Founder and Chief Medical Officer, MediOrbis
80% of older adults have at least one chronic disease, 77% have at least two, supporting the urgent need to increase telemedicine and digital monitoring adoption.
Since patients with chronic medical conditions are among the largest consumers of healthcare costs, telemedicine and telehealth solutions have emerged as potential cost-effective solutions to improve their management.
Approximately 80% of older adults have at least one chronic disease, and 77% have at least two, hence the urgent need to enhance and support the adoption of telemedicine and digital monitoring among Medicaid and Medicare Advantage (MA) patients. The Center for Medicare and Medicaid Services (CMS) has slowly come around to this realization, and cloud-based telehealth-based remote monitoring programs for managing chronic diseases are now reimbursable by CMS.
An Association of American Medical Colleges (AAMC) report in 2020 estimated a physician shortage in the United States of over 100,000 providers, distributed relatively evenly between primary and specialty doctors. Compounding the challenge of the physician shortage is the increased burden of chronic medical conditions.
For example, a Milken Institute report indicated that the U.S. health care costs for chronic diseases such as heart disease, cancer, diabetes, and Alzheimer’s disease totaled $1.1 trillion in 2016. When lost economic productivity is included, the total economic impact was $3.7 trillion. This is equivalent to nearly 20 percent of the U.S. gross domestic product.
Telemedicine and telehealth have been associated with improvements in patient’s HbA1c (17%, over 50% of patients)and 70% improvement in cholesterol management, important biomarkers for metabolic/chronic disease management. Telemedicine was also associated with significantly decreased wait times and improved visit attendance for patients with chronic conditions. This improved care led to 75% fewer hospitalizations and cost savings of almost $45,000 per patient per year.
Furthermore, managing a patient’s chronic condition from a distance reduces the need for office visits and in-person consultations, thereby mitigating viral transmission. Healthcare for the elderly and patients with chronic illnesses is being transformed to a virtual, home-based enterprise: a recent study indicated that a majority of MA participants used telemedicine services during the COVID pandemic, with over 90% satisfaction with the experience.
Telehealth and digital technologies are not only being used to help patients achieve long-term self-management of their chronic diseases, they can also facilitate collaboration among providers—an essential component in the management of patients with complicated chronic disease and comorbidities. This approach enhances symptom management and provides a channel to assess and improve patient compliance and adherence to prescribed regimens of care.

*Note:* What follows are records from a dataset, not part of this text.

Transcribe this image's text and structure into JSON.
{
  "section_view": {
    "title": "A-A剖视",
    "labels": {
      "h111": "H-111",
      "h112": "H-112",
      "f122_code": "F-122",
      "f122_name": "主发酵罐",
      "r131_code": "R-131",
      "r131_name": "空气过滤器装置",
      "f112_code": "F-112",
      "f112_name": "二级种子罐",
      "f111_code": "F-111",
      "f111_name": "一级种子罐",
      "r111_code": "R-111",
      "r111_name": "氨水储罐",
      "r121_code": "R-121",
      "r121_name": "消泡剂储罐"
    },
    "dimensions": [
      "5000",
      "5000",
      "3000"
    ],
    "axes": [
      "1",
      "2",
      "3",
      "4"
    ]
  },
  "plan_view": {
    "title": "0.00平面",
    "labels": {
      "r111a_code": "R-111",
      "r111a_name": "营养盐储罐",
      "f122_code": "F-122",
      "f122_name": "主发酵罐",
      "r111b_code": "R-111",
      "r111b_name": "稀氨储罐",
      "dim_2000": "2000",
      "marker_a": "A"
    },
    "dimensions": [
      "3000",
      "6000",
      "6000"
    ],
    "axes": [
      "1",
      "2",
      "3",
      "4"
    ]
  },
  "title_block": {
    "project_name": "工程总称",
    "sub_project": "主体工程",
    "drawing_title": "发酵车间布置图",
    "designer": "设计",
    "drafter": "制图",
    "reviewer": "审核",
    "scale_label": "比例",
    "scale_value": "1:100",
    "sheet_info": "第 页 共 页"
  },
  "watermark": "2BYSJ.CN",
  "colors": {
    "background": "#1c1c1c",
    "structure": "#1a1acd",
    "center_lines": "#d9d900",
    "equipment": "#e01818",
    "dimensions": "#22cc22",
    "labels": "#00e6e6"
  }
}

With around 57 million Americans currently living in a rural area, many patients across the country lack adequate access to healthcare facilities and are forced to travel long distances to see their primary care provider or specialist. Individuals suffering from chronic diseases may face additional unique challenges such as a lack of mobility or difficulties sitting in a vehicle over long periods of time. Telemedicine resolves many of these issues, including the elimination of travel expenses, allowing patients to interact with specialty physicians or other providers from the comfort of their own home.
As patients living with chronic conditions will benefit from lifestyle modifications, such as dietary changes, smoking cessation, and increased physical fitness, specialty telehealth consultations are critical to monitoring these changes. Digital devices, such as Bluetooth-enabled scales, blood pressure cuffs, and glucometers can monitor disease progression or regression. Physicians can also utilize mobile devices and live video and audio to quickly remind patients to take their medication, eat healthy, or find ways to stay active.
Inpatient hospitalizations are among the most expensive component of managing patients with chronic diseases. By providing specialists the ability to remotely monitor a patient’s condition, treatment and management can be delivered in a timely and effective manner. This decreases care costs, promotes better care coordination, and reduces stress levels for both patients and families. Physicians can therefore utilize telemedicine to quickly respond to questions regarding medications or treatments and intervene on acute conditions that arise to reduce preventable hospital admissions.
Undoubtedly, there is perhaps no more compelling benefit of telemedicine for chronic disease management than patient and provider safety, which has gained such importance during the COVID-19 pandemic. Specialty telemedicine in particular has been hailed as an imperative for CDM since it provides high quality care while still maintaining appropriate distancing measures, necessary to prevent viral transmission.
This is particularly relevant for MA beneficiaries whose underlying comorbid medical conditions place them at high risk for severe COVID-19 sequelae, yet simultaneously also necessitate relatively frequent medical consultations.